Now, I am on the other end. I receive a lot of emails and requests for my attention. I have many balls in the air at one time and sometimes one or two require more focused attention than the others, meaning I need to put off responding to others.
However, my experience haunts me. I know what it’s like to be waiting for an e-mail from someone in an influential position, and even though you may know how busy they are, it hurts when your deep concern isn’t on the top of the list. So, I do my very best to respond quickly and if I don’t, to apologize for my delayed response.
My friend Ken Evers-Hood has done some fascinating research connecting game theory with church leadership. One thing that he found is that how leadership rewards and punishes behavior is correlated to church growth. He says,
What is absolutely clear from this study is that leaders should reflect consciously on the ways they reward and punish the people around them. Church leaders’ rewarding behavior is usually pretty obvious — public thank-yous, for instance. But we may not realize the subtle, unhealthy ways we punish one another — being slow to respond to emails or voice mails, using “distancing” body language in meetings, sitting apart from people we wish to discourage.
I was taken with what Ken calls the “subtle, unhealthy ways we punish one another.” Those can be more powerful than the more obvious rewards in a community.
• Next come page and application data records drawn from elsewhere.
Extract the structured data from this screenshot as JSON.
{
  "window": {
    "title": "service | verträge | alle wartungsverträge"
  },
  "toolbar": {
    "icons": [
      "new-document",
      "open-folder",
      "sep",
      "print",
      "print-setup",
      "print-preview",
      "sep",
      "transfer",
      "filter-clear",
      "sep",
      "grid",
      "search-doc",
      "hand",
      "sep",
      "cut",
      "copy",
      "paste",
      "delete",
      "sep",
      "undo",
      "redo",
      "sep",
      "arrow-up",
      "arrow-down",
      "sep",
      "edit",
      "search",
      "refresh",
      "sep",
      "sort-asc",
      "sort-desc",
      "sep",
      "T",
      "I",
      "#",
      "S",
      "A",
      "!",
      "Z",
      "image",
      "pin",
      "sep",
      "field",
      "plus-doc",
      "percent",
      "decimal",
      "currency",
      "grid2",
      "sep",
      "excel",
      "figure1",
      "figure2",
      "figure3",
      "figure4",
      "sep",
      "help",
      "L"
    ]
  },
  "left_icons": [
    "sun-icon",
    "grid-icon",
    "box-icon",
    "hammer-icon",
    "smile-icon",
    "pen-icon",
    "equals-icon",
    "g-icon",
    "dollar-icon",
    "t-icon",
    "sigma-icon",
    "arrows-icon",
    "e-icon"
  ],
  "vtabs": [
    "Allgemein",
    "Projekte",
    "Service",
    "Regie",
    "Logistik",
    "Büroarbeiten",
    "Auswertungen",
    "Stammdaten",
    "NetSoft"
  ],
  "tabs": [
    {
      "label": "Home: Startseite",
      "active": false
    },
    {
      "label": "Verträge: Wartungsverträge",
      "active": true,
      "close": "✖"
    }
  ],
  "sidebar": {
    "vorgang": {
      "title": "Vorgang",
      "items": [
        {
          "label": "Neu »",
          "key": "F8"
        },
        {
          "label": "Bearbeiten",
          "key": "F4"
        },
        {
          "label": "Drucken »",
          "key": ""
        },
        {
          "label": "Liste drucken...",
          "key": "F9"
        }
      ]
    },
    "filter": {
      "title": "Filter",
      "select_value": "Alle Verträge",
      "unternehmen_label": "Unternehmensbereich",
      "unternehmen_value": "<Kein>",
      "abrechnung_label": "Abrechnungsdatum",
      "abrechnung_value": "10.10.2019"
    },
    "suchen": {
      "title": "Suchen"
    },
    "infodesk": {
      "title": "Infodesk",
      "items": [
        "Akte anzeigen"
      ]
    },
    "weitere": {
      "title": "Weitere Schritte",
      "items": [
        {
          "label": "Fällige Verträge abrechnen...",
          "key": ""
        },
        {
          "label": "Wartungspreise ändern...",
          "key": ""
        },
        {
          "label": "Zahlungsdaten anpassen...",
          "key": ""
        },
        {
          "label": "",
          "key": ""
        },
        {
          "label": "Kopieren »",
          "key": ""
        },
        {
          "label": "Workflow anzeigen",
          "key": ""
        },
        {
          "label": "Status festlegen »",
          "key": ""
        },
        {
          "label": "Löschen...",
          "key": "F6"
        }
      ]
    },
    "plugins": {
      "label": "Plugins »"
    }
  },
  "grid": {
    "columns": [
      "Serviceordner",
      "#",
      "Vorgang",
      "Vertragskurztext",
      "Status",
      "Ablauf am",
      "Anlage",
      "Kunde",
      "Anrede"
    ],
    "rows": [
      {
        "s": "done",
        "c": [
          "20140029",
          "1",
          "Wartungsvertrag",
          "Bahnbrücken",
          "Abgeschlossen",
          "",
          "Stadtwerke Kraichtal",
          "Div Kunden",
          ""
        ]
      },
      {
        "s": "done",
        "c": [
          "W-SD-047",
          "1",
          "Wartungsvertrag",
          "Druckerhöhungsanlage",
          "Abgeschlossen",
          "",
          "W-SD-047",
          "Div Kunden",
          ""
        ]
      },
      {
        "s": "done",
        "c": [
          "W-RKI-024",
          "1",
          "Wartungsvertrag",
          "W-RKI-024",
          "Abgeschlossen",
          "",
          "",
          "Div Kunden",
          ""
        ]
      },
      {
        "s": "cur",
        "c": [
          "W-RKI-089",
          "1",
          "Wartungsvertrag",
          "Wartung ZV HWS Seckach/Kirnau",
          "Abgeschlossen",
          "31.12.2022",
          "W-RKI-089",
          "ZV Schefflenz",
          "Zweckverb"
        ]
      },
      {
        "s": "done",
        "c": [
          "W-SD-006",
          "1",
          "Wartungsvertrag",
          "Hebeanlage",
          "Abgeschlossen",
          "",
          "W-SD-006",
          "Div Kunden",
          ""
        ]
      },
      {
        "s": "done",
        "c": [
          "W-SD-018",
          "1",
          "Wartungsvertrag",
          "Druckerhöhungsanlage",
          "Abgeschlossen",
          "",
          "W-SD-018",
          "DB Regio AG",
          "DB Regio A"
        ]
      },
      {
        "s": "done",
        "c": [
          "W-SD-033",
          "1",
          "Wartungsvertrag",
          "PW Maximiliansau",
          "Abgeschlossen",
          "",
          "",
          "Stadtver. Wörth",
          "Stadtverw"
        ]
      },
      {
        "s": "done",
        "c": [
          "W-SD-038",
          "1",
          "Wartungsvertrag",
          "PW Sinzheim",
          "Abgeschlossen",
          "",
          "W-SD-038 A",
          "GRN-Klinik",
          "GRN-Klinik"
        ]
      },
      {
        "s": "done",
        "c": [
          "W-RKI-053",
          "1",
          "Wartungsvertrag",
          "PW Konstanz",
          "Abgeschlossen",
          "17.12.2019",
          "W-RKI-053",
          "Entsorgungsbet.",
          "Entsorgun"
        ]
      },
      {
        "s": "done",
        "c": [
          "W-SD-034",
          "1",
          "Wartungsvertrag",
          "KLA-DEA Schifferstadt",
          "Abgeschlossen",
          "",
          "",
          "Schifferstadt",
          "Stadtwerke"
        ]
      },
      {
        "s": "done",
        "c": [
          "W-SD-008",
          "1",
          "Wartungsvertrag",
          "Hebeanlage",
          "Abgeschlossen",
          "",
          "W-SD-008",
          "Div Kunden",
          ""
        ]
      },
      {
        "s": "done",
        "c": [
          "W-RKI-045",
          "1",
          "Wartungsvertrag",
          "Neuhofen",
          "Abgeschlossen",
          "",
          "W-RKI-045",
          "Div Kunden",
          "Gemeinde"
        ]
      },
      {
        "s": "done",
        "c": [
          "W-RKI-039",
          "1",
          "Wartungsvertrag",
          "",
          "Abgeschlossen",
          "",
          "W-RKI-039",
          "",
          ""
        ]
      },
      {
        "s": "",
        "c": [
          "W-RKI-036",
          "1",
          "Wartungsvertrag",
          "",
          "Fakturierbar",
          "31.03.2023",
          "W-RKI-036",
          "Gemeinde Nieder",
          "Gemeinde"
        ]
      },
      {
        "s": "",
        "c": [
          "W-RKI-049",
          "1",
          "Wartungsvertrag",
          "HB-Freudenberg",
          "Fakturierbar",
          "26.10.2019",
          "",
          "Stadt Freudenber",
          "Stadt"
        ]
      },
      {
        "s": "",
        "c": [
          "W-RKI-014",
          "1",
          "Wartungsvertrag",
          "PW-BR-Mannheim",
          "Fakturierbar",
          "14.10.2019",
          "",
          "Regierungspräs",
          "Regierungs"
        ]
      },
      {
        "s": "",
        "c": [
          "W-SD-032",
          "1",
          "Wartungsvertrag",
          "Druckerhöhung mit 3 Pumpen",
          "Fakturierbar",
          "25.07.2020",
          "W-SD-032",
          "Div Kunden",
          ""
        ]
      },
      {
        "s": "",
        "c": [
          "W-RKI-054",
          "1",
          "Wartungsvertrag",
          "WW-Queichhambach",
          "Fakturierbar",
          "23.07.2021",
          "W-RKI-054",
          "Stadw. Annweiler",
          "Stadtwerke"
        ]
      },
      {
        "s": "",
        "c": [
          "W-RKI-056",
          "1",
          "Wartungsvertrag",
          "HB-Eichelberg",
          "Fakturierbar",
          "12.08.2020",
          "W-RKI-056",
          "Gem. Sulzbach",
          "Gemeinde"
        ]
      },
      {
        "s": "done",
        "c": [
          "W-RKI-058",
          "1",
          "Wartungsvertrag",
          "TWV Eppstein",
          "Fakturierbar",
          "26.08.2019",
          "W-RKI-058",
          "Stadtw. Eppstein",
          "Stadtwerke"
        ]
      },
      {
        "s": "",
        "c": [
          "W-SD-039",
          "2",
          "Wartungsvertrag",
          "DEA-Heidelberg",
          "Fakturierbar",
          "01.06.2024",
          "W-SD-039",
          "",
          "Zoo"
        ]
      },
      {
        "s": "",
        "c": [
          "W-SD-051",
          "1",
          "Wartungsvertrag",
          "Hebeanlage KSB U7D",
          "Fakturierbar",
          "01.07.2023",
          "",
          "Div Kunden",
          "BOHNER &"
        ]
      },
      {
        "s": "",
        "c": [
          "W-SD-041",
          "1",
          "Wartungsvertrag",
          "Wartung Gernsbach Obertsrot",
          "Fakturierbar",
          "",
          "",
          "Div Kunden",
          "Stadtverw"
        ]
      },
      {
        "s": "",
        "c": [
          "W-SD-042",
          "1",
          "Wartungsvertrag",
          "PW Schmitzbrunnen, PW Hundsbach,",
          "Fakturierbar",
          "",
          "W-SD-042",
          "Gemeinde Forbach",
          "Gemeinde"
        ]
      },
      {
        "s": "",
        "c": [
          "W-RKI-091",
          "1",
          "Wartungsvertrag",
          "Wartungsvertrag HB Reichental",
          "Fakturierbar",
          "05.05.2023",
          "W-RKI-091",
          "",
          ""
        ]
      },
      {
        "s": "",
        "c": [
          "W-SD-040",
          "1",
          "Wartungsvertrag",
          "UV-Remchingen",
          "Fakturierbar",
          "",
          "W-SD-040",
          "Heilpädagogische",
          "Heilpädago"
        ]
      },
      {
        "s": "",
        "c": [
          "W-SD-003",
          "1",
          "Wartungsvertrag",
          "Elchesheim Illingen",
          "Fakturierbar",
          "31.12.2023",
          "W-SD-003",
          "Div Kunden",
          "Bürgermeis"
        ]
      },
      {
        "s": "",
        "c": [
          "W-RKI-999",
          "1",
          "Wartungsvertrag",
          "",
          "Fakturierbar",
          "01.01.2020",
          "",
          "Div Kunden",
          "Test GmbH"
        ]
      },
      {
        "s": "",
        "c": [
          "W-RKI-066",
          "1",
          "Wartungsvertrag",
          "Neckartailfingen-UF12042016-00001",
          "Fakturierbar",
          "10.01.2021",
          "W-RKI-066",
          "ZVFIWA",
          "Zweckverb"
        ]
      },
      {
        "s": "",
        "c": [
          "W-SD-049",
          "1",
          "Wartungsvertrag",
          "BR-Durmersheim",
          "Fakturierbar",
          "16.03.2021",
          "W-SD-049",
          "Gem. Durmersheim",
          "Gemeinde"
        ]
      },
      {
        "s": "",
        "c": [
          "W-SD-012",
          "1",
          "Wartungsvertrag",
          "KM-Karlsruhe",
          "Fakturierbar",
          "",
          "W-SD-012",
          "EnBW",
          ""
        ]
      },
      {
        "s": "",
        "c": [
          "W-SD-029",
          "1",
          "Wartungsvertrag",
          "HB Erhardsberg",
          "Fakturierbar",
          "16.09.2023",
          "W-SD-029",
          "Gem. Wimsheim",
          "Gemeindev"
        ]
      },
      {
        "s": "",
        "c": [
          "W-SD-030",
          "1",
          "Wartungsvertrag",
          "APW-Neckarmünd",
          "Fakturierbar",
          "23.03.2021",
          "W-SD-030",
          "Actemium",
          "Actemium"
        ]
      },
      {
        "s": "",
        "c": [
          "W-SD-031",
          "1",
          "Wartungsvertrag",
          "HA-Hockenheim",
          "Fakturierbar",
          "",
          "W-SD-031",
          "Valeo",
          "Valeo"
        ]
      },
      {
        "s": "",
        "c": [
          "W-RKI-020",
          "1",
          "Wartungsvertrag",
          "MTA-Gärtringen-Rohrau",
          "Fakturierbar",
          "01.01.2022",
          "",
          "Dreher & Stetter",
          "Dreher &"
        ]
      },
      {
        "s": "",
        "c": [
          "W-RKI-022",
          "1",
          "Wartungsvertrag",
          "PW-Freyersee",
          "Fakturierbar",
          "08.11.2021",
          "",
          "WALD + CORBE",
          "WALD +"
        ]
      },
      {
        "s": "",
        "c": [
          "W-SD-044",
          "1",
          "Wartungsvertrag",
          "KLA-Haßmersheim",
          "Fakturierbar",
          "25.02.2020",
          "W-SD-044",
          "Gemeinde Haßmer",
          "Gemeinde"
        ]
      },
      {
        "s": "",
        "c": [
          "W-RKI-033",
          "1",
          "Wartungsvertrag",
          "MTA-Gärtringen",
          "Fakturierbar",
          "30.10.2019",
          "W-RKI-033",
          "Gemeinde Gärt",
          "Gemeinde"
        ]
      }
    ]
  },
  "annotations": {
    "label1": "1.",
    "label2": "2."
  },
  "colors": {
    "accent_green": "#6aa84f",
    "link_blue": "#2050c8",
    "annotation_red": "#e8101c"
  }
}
As an introvert, this has been a growing edge, but I have learned that timely response, listening and initiating connection makes a huge difference. Taking the time to write a note, invite someone for coffee, or letting others know you see them goes a long way to helping people feel safe, seen and important. It increases participation and ownership in the work of the community and gives feet and fuel to the passions of others.
Most leaders don’t want to think of themselves as a person of power. However, the leaders that don’t acknowledge their power use it irresponsibly. They either lord it over everyone while claiming they have no power which makes it difficult to name how they may be abusing their power. Or they shrink back from response because they truly don’t believe they can make a difference and leave others around them unsure and guessing. Or they vacillate between the two responses which breeds resentment.
Leadership is a sacred gift that none of us deserve. However, ambivalence about it serves no one but ourselves. When we find ourselves in leadership, it requires faithful, intentional care and investment to bless those who we lead and help them to find who they are called to be.
To read more about Ken’s research, go here and let this article lead you to some of his other insightful writing.